A recent Newsweek cover story detailed the rising tide of anti-Semitic violence across Europe, including an attack on a Paris synagogue in July and an incident in May 2012 in Toulouse in which a gunman killed seven people, including a teacher and three children, at a Jewish school.
“Jews in France or Belgium are being killed because they are Jews,” Roger Cukierman, president of the Representative Council of French Jewish Institutions (CRIF), told Newsweek. “Jihadism has become the new Nazism. This makes people consider leaving France.”
In a statement released on an online forum, the National Bureau of Vigilance Against Antisemitism (BNVCA), one of France’s leading anti-semitism watchdogs, remarked that synagogues have become increasingly popular targets for Islamists and terrorists. The excessive measures taken to secure Jewish places of worship have turned them into “semi-fortresses”, they said.
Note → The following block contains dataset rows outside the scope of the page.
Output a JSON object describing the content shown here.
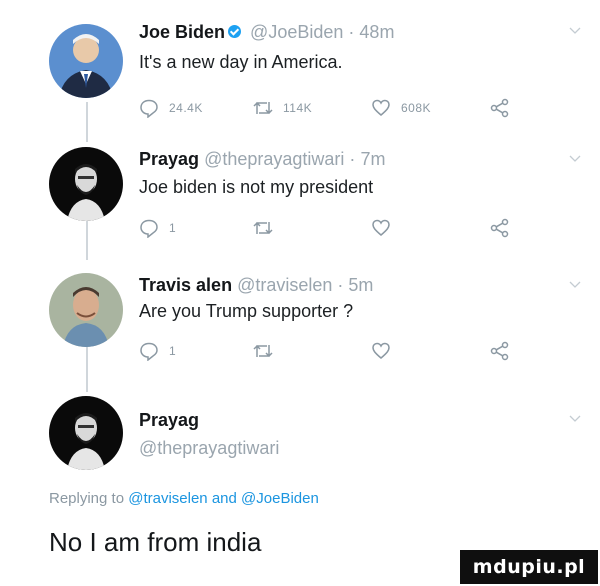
{
  "tweets": [
    {
      "name": "Joe Biden",
      "verified": true,
      "handle": "@JoeBiden",
      "separator": "·",
      "time": "48m",
      "text": "It's a new day in America.",
      "replies": "24.4K",
      "retweets": "114K",
      "likes": "608K"
    },
    {
      "name": "Prayag",
      "handle": "@theprayagtiwari",
      "separator": "·",
      "time": "7m",
      "text": "Joe biden is not my president",
      "replies": "1",
      "retweets": "",
      "likes": ""
    },
    {
      "name": "Travis alen",
      "handle": "@traviselen",
      "separator": "·",
      "time": "5m",
      "text": "Are you Trump supporter ?",
      "replies": "1",
      "retweets": "",
      "likes": ""
    }
  ],
  "reply": {
    "name": "Prayag",
    "handle": "@theprayagtiwari",
    "replying_prefix": "Replying to",
    "replying_user1": "@traviselen",
    "replying_and": "and",
    "replying_user2": "@JoeBiden",
    "text": "No I am from india"
  },
  "watermark": "mdupiu.pl",
  "colors": {
    "link": "#1b95e0",
    "verified": "#1da1f2",
    "muted": "#9aa5ae"
  },
  "icons": [
    "reply-icon",
    "retweet-icon",
    "like-icon",
    "share-icon",
    "chevron-down-icon",
    "verified-badge-icon"
  ]
}
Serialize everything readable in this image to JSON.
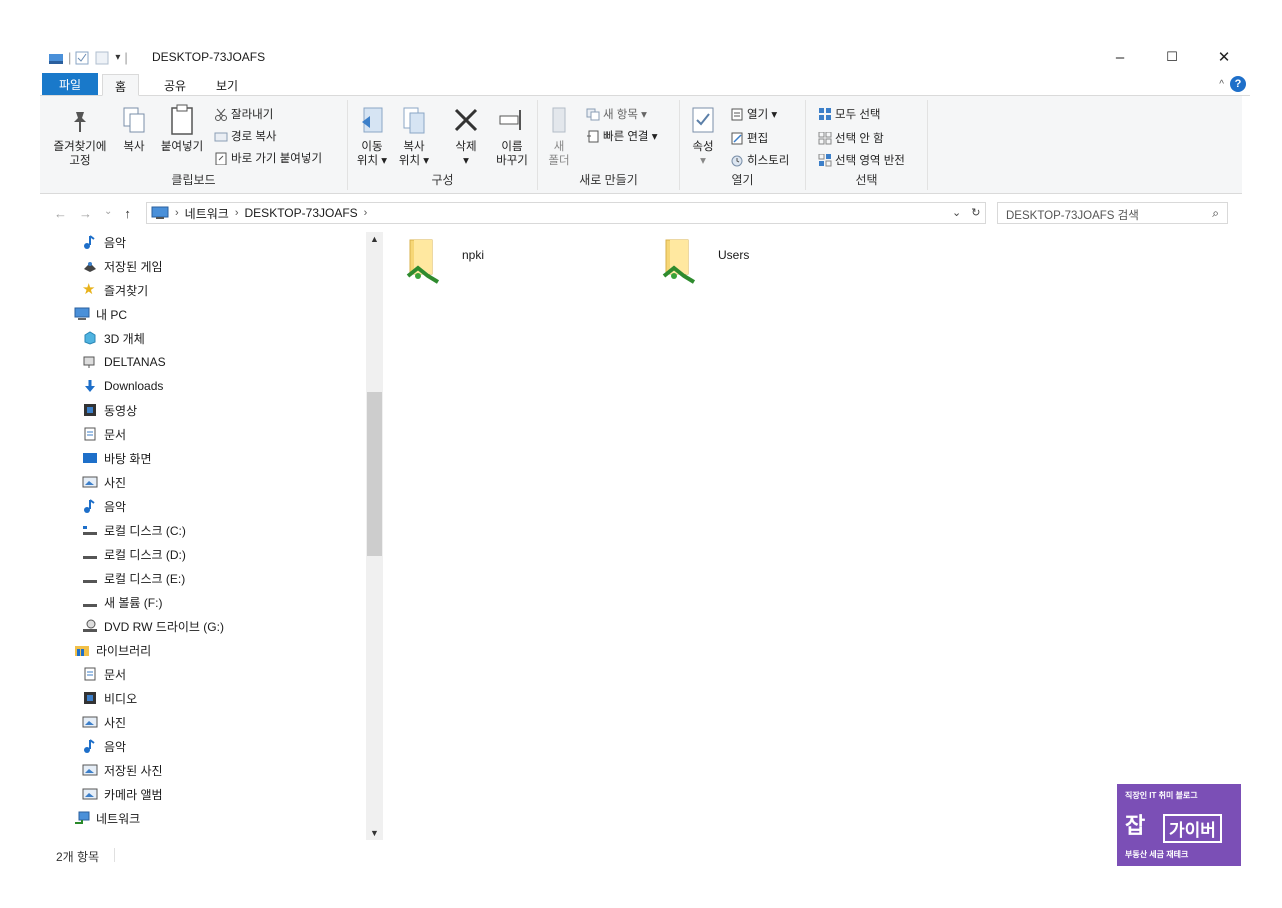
{
  "window": {
    "title": "DESKTOP-73JOAFS",
    "minimize": "–",
    "maximize": "☐",
    "close": "✕"
  },
  "ribbon": {
    "tabs": [
      "파일",
      "홈",
      "공유",
      "보기"
    ],
    "clipboard": {
      "pin_line1": "즐겨찾기에",
      "pin_line2": "고정",
      "copy": "복사",
      "paste": "붙여넣기",
      "cut": "잘라내기",
      "copy_path": "경로 복사",
      "paste_shortcut": "바로 가기 붙여넣기",
      "label": "클립보드"
    },
    "organize": {
      "move_line1": "이동",
      "move_line2": "위치 ▾",
      "copyto_line1": "복사",
      "copyto_line2": "위치 ▾",
      "delete_line1": "삭제",
      "delete_line2": "▾",
      "rename_line1": "이름",
      "rename_line2": "바꾸기",
      "label": "구성"
    },
    "new": {
      "folder_line1": "새",
      "folder_line2": "폴더",
      "new_item": "새 항목 ▾",
      "easy_access": "빠른 연결 ▾",
      "label": "새로 만들기"
    },
    "open": {
      "properties_line1": "속성",
      "properties_line2": "▾",
      "open": "열기 ▾",
      "edit": "편집",
      "history": "히스토리",
      "label": "열기"
    },
    "select": {
      "select_all": "모두 선택",
      "select_none": "선택 안 함",
      "invert": "선택 영역 반전",
      "label": "선택"
    }
  },
  "address": {
    "segments": [
      "네트워크",
      "DESKTOP-73JOAFS"
    ],
    "search_placeholder": "DESKTOP-73JOAFS 검색"
  },
  "nav": {
    "items": [
      {
        "label": "음악",
        "icon": "music-icon"
      },
      {
        "label": "저장된 게임",
        "icon": "games-icon"
      },
      {
        "label": "즐겨찾기",
        "icon": "star-icon"
      },
      {
        "label": "내 PC",
        "icon": "pc-icon"
      },
      {
        "label": "3D 개체",
        "icon": "cube-icon"
      },
      {
        "label": "DELTANAS",
        "icon": "network-drive-icon"
      },
      {
        "label": "Downloads",
        "icon": "download-icon"
      },
      {
        "label": "동영상",
        "icon": "video-icon"
      },
      {
        "label": "문서",
        "icon": "document-icon"
      },
      {
        "label": "바탕 화면",
        "icon": "desktop-icon"
      },
      {
        "label": "사진",
        "icon": "pictures-icon"
      },
      {
        "label": "음악",
        "icon": "music-icon"
      },
      {
        "label": "로컬 디스크 (C:)",
        "icon": "drive-icon"
      },
      {
        "label": "로컬 디스크 (D:)",
        "icon": "drive-icon"
      },
      {
        "label": "로컬 디스크 (E:)",
        "icon": "drive-icon"
      },
      {
        "label": "새 볼륨 (F:)",
        "icon": "drive-icon"
      },
      {
        "label": "DVD RW 드라이브 (G:)",
        "icon": "dvd-icon"
      },
      {
        "label": "라이브러리",
        "icon": "library-icon"
      },
      {
        "label": "문서",
        "icon": "document-icon"
      },
      {
        "label": "비디오",
        "icon": "video-icon"
      },
      {
        "label": "사진",
        "icon": "pictures-icon"
      },
      {
        "label": "음악",
        "icon": "music-icon"
      },
      {
        "label": "저장된 사진",
        "icon": "pictures-icon"
      },
      {
        "label": "카메라 앨범",
        "icon": "pictures-icon"
      },
      {
        "label": "네트워크",
        "icon": "network-icon"
      }
    ]
  },
  "content": {
    "items": [
      {
        "name": "npki",
        "icon": "shared-folder-icon"
      },
      {
        "name": "Users",
        "icon": "shared-folder-icon"
      }
    ]
  },
  "status": {
    "count": "2개 항목"
  },
  "watermark": {
    "top": "직장인 IT 취미 블로그",
    "main1": "잡",
    "main2": "가이버",
    "bottom": "부동산 세금 재테크"
  },
  "colors": {
    "accent": "#1979ca",
    "ribbon_bg": "#f5f6f7",
    "watermark": "#7b4fb6"
  }
}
BNVCA attribute the recent spike in anti-Semitic crimes in France to the influence of unnamed political parties and sections of the media, which “pillory the Jewish state fighting against the Islamic state in Gaza”. They also called upon the French Interior Minister to take all possible security measures to foil further attacks, particularly during important Jewish festivals like Yom Kippur, which begins in early October. “Jewish citizens are increasingly pessimistic about their future in France,” the statement added.
Correction: The article did not originally clearly distinguish between the Europe 1 and JSS News reports. It has been edited to correct this, and a link to a recording of the Europe 1 broadcast has been added.